The reverse occurs when an activity is plagued by recurring losses. New entrepreneurs will shy away from the industry, and entrepreneurs who are already in the industry will either scale back their operations or abandon them and move to a different industry. The entrepreneur’s total demand for the necessary inputs drops, leading to lower prices for workers, materials and other items used in this activity, while the diminished supply of the finished good or service tends to raise the price that the consumer must pay. This process continues until the finished price has risen enough, and the input prices have fallen enough, so that the remaining entrepreneurs no longer suffer losses from producing the good in question.

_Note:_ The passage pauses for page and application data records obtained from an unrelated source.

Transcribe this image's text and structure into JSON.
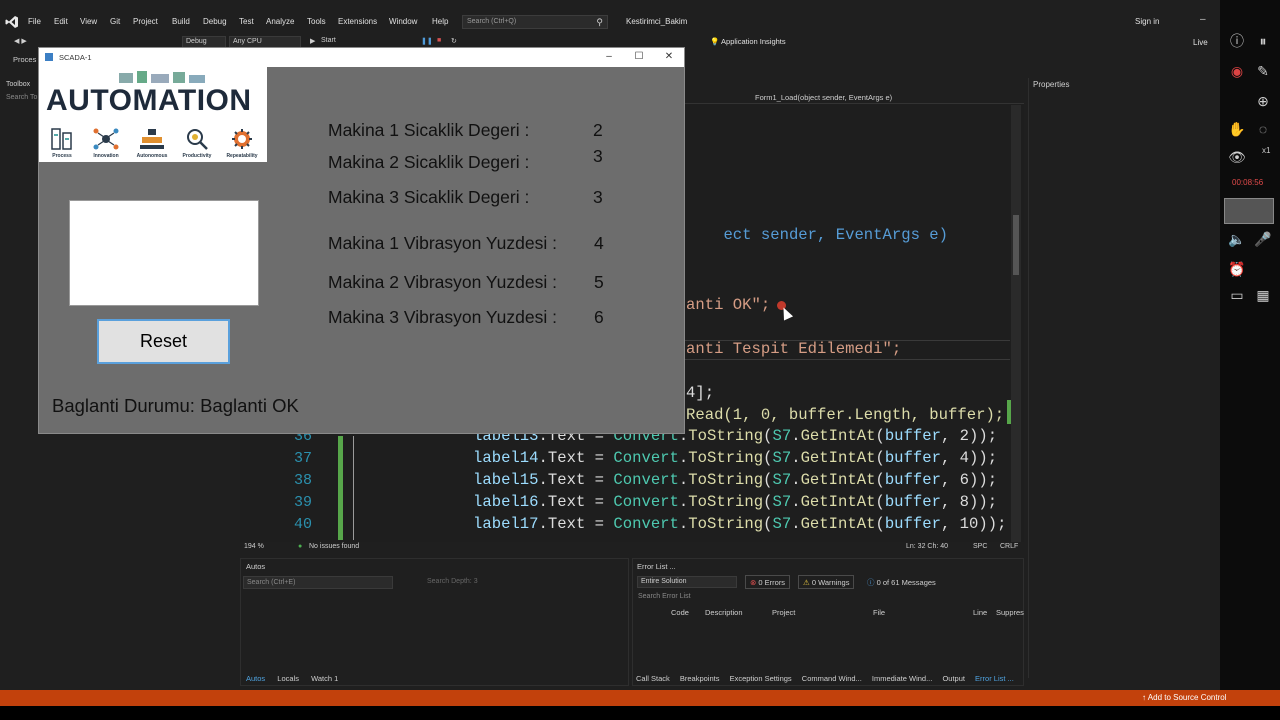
{
  "vs": {
    "menus": [
      "File",
      "Edit",
      "View",
      "Git",
      "Project",
      "Build",
      "Debug",
      "Test",
      "Analyze",
      "Tools",
      "Extensions",
      "Window",
      "Help"
    ],
    "search_placeholder": "Search (Ctrl+Q)",
    "solution_name": "Kestirimci_Bakim",
    "sign_in": "Sign in",
    "toolbar": {
      "config": "Debug",
      "platform": "Any CPU",
      "start": "Start",
      "app_insights": "Application Insights",
      "live": "Live"
    },
    "toolbox": "Toolbox",
    "search_toolbox": "Search To",
    "process": "Proces",
    "properties": "Properties",
    "nav_member": "Form1_Load(object sender, EventArgs e)",
    "code_fragments": {
      "line_a": "ect sender, EventArgs e)",
      "line_b": "anti OK\";",
      "line_c": "anti Tespit Edilemedi\";",
      "line_d": "4];",
      "line_e": "Read(1, 0, buffer.Length, buffer);"
    },
    "code_lines": [
      {
        "num": "36",
        "label": "label13",
        "offset": "2"
      },
      {
        "num": "37",
        "label": "label14",
        "offset": "4"
      },
      {
        "num": "38",
        "label": "label15",
        "offset": "6"
      },
      {
        "num": "39",
        "label": "label16",
        "offset": "8"
      },
      {
        "num": "40",
        "label": "label17",
        "offset": "10"
      }
    ],
    "status": {
      "zoom": "194 %",
      "issues": "No issues found",
      "position": "Ln: 32   Ch: 40",
      "spc": "SPC",
      "crlf": "CRLF"
    },
    "autos": {
      "title": "Autos",
      "search": "Search (Ctrl+E)",
      "depth_label": "Search Depth:",
      "depth_value": "3",
      "tabs": [
        "Autos",
        "Locals",
        "Watch 1"
      ]
    },
    "error_list": {
      "title": "Error List ...",
      "scope": "Entire Solution",
      "errors": "0 Errors",
      "warnings": "0 Warnings",
      "messages": "0 of 61 Messages",
      "search": "Search Error List",
      "columns": [
        "Code",
        "Description",
        "Project",
        "File",
        "Line",
        "Suppres"
      ]
    },
    "bottom_tabs": [
      "Call Stack",
      "Breakpoints",
      "Exception Settings",
      "Command Wind...",
      "Immediate Wind...",
      "Output",
      "Error List ..."
    ],
    "source_control": "Add to Source Control",
    "rail_timer": "00:08:56",
    "rail_x1": "x1"
  },
  "scada": {
    "title": "SCADA-1",
    "banner_word": "AUTOMATION",
    "banner_labels": [
      "Process",
      "Innovation",
      "Autonomous",
      "Productivity",
      "Repeatability"
    ],
    "reset_label": "Reset",
    "status_text": "Baglanti Durumu: Baglanti OK",
    "readings": [
      {
        "label": "Makina 1 Sicaklik Degeri :",
        "value": "2"
      },
      {
        "label": "Makina 2 Sicaklik Degeri :",
        "value": "3"
      },
      {
        "label": "Makina 3 Sicaklik Degeri :",
        "value": "3"
      },
      {
        "label": "Makina 1 Vibrasyon Yuzdesi :",
        "value": "4"
      },
      {
        "label": "Makina 2 Vibrasyon Yuzdesi :",
        "value": "5"
      },
      {
        "label": "Makina 3 Vibrasyon Yuzdesi :",
        "value": "6"
      }
    ]
  }
}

People usually attach a higher value to current dollars over future dollars, meaning interest rates are positive. We need to keep this in mind when discussing competition and its impacts on profit margins. In the long run, it is not true that competition will completely whittle away the gap between the revenues an entrepreneurs receives from selling his product, versus the out-of-pocket expenditures on inputs such as labor and materials. This is because a portion of gross profit must go to pay interest on the financial capital invested in the business. When we say that a high profit attracts more entrepreneurs into the industry, we mean high net (or economic) profit, i.e. the profit when an implicit interest payment on invested capital has been included as one of the “inputs” into the operation.